Could you find each line of the data below that contains the word "JSON" and copy those lines?

• Supplied entries
++++

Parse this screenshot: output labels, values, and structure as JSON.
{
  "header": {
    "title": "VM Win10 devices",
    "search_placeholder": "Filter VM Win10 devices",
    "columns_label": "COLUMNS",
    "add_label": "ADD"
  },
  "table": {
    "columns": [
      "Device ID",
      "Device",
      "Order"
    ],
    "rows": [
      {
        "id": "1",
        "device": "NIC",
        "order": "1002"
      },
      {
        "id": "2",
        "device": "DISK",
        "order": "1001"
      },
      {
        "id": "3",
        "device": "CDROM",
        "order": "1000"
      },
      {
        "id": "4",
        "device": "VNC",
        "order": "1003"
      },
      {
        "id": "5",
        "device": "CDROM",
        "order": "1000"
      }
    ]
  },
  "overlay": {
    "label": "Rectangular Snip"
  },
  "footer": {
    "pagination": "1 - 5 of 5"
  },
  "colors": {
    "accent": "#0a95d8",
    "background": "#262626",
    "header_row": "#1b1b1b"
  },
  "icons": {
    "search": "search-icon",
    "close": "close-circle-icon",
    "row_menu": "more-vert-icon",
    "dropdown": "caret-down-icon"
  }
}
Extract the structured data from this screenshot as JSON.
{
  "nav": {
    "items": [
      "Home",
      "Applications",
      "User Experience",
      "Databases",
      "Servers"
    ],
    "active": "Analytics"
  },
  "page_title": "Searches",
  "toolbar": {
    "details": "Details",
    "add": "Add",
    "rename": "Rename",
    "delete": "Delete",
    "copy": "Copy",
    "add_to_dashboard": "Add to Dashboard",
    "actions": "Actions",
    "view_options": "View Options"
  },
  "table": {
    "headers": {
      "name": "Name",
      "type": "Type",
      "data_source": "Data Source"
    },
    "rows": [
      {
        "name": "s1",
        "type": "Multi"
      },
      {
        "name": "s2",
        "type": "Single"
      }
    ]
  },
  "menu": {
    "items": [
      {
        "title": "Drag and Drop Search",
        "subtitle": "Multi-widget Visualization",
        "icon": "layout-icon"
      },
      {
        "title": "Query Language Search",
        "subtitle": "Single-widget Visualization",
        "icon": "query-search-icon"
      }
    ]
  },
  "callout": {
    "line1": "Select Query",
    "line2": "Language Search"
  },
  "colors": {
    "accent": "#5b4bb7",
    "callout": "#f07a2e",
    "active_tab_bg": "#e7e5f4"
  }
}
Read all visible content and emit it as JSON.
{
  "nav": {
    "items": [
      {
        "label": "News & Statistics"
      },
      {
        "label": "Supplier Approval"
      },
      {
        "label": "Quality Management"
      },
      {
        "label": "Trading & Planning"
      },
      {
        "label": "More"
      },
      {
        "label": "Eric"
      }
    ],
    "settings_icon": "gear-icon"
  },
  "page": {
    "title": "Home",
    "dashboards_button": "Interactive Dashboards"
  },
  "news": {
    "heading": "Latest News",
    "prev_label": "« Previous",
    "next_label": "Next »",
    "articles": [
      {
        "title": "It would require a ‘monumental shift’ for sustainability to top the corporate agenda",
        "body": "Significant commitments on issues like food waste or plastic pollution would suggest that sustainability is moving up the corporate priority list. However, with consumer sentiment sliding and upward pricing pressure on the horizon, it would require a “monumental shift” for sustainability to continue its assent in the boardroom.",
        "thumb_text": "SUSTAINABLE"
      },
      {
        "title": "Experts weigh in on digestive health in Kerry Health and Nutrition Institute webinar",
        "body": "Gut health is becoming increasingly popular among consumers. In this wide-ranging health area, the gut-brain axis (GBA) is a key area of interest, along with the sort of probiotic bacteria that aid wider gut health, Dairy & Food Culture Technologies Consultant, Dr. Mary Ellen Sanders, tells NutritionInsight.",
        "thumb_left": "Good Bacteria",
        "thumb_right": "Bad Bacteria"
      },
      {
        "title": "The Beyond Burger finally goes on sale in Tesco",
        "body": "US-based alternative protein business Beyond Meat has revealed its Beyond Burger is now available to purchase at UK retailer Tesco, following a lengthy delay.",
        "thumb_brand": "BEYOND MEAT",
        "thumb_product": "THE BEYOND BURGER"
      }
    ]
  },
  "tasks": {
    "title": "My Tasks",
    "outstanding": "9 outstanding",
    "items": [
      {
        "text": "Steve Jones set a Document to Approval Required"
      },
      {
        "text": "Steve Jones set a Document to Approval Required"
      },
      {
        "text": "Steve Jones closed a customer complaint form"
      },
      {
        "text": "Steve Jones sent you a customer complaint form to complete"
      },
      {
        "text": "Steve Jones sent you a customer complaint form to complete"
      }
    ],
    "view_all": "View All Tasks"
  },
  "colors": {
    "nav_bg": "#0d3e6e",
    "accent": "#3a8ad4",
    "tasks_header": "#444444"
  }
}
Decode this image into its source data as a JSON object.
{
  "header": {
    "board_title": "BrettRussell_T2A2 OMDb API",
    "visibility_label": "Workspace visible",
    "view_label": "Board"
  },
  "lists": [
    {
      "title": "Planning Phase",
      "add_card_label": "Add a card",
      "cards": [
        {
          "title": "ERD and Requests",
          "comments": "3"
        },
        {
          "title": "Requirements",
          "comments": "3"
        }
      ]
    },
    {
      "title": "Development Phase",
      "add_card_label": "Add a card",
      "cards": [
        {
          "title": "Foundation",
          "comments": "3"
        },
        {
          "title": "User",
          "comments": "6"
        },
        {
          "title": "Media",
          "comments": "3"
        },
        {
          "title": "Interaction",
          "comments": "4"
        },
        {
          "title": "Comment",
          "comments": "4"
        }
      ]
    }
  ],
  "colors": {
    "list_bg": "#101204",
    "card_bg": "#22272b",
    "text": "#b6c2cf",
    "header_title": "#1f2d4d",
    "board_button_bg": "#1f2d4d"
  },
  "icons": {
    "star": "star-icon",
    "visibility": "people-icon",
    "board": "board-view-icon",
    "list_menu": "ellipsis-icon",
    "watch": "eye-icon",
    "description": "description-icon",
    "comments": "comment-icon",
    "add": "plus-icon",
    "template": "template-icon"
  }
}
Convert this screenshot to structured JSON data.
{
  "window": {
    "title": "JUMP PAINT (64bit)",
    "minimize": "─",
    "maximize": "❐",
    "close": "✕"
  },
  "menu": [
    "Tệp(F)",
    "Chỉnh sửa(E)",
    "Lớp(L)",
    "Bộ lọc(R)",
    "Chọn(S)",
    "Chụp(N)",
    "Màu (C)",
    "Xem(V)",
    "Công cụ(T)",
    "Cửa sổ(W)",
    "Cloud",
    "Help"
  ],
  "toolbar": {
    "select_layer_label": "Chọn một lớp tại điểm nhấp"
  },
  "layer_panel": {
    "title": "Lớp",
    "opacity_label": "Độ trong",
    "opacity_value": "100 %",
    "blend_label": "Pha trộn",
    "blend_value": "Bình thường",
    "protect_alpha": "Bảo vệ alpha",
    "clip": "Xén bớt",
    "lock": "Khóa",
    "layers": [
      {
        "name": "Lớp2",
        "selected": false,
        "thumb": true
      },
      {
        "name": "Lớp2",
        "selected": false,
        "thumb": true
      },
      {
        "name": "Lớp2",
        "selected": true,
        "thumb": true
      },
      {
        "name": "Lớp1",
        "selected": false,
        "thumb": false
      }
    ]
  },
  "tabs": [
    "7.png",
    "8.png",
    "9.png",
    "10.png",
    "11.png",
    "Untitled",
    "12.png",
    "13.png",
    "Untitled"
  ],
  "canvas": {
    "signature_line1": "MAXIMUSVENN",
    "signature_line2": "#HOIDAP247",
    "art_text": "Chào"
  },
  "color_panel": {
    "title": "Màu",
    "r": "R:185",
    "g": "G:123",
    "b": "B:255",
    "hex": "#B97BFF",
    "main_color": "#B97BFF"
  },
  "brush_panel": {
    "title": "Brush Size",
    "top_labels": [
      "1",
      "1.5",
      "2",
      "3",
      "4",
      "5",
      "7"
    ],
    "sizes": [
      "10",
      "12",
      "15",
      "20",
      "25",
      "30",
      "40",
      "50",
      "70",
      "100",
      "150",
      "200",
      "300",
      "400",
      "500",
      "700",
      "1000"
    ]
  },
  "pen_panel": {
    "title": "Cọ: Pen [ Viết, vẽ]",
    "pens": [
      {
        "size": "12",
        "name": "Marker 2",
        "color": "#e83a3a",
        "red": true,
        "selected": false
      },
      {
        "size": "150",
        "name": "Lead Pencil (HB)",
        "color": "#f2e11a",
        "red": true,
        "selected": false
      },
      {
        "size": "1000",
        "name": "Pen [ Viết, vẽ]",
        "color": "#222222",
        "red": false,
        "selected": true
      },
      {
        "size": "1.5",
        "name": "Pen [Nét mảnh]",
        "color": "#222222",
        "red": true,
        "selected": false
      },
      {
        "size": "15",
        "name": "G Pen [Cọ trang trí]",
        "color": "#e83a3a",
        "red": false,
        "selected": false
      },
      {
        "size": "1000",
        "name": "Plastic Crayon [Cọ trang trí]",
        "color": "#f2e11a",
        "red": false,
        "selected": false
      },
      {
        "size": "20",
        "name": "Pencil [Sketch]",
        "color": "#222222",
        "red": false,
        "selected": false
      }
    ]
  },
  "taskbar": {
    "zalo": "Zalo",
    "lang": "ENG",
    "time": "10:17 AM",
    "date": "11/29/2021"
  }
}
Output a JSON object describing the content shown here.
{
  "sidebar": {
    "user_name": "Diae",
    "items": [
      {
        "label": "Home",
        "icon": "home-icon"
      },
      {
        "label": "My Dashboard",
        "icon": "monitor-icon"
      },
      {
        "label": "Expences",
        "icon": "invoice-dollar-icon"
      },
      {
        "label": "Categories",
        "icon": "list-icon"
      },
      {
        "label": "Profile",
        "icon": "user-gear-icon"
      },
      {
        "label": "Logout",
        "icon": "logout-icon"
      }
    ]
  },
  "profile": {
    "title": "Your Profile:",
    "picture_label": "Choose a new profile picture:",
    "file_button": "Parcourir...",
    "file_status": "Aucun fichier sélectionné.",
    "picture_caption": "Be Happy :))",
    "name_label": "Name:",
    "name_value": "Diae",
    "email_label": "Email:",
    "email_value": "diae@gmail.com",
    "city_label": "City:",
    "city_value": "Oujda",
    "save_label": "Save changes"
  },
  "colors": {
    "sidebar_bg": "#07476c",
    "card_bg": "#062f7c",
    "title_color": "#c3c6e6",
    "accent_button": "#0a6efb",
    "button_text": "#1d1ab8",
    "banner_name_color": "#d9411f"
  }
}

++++

• Result for this task
Parse this screenshot: output labels, values, and structure as JSON.
Extract the structured data from this screenshot as JSON.
Read all visible content and emit it as JSON.
Decode this image into its source data as a JSON object.
Convert this screenshot to structured JSON data.
Output a JSON object describing the content shown here.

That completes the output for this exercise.